A Real Ale and Pub Blog to the Sussex Scene and Beyond
Thursday, 28 July 2011
The Ladies Mile, Brighton
A purpose-built estate pub, the Ladies Mile dates from c. 1934. The central gable with relief carving roundel of horse-riding figure accompanied by hounds explains the name: the land was once a measured terrain for female equestrians. A projecting colonnade produces a pleasing deco curvature to the front elevation. The continental coalescence of graceful curvature, geometrical patterns and sleek lines we now call Art Deco found its British apotheosis in Odeon cinemas and certain London underground stations but was not favoured for pubs.
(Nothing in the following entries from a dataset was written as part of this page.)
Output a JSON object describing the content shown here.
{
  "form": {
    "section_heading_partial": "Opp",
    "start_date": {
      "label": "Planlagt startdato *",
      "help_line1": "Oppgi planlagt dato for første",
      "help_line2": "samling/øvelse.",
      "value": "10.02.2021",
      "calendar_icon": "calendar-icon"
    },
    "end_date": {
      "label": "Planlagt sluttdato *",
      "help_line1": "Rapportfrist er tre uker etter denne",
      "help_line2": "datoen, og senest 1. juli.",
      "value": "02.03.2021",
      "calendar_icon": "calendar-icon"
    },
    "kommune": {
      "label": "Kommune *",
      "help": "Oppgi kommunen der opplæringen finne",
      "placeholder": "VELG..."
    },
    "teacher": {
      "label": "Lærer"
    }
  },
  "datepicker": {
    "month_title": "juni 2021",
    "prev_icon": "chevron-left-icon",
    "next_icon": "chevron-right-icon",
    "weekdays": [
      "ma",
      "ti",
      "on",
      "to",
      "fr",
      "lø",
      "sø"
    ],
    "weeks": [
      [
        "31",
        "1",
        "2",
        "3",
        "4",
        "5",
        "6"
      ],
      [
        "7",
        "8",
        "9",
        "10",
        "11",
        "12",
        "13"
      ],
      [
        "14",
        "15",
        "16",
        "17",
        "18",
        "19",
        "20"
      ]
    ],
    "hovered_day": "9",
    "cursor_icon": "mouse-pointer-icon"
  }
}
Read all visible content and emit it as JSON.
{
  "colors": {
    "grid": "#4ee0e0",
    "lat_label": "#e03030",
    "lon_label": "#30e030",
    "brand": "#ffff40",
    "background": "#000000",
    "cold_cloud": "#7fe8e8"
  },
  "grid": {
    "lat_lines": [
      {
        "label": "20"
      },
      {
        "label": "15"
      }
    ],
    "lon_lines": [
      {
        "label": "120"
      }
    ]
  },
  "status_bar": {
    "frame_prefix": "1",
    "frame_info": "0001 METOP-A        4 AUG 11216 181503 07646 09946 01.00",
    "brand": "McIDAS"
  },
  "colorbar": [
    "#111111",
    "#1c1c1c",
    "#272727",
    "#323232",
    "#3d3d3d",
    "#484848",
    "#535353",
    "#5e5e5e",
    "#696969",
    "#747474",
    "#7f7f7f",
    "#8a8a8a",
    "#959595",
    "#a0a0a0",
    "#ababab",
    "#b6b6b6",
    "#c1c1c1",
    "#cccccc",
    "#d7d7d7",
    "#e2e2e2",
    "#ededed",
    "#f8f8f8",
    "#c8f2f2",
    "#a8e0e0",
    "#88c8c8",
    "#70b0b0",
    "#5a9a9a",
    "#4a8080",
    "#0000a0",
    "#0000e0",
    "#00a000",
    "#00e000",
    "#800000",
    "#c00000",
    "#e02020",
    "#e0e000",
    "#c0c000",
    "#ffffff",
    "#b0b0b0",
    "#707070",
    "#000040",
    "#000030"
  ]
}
The design of ‘improved’ interwar public houses typically tended towards Brewers’ Tudor and neo-Georgian, producing comfortably conservative and nostalgic visions of ‘Merrie England’ and the Coaching Era, so surviving pub interior deco work such as that found at the Ladies Mile is particularly rare.
The central Saloon Bar vestibule and left-side disused Public Bar entrance (now a fire-escape) both retain fine brass plates and curved-cornered windows. Another ex-door on the right denotes that the pub was originally built with three separate bars; the internal walls were knocked through to create one lengthy room c. 1967/8. Marking the old divisions is a couple of back-to-back original fireplaces in grey marble; three of the four sides bear a carved horse-rider panel in the quality wood surround.
A horse rider motif again appears in the central panel of the long, gently curving counter. Although original, this counter now runs the full length of the pub though the old wall divisions and it would appear that that the central part was truncated and the two ends re-situated to create what we now see.
The back-fittings are mostly original although the gantry is a 1960s addition. The Art Deco statuette as a counter-top centrepiece is some 18 inches high and inscribed with the maker’s name, Roche. The banquette seating with its statuettes was probably fitted in 1960 when the pub was acquired by the Brighton-based brewery, Tamplins. At each end of the pub the toilets retain their deco doors; the interiors of the Gents and Ladies on the left are largely intact. But by far the most striking feature appears above your head on entering the pub: a six-sided stained-glass skylight in red, lime and gold.
Also visit the right-side free-standing brick-built function hall with barrel-vaulted roof. The front lobby retains its terrazzo floor and many original features of the toilets. The main room was once divided by a folding wall. Both the bar-back and counter are also original but the latter lies under a 1960s re-fronting.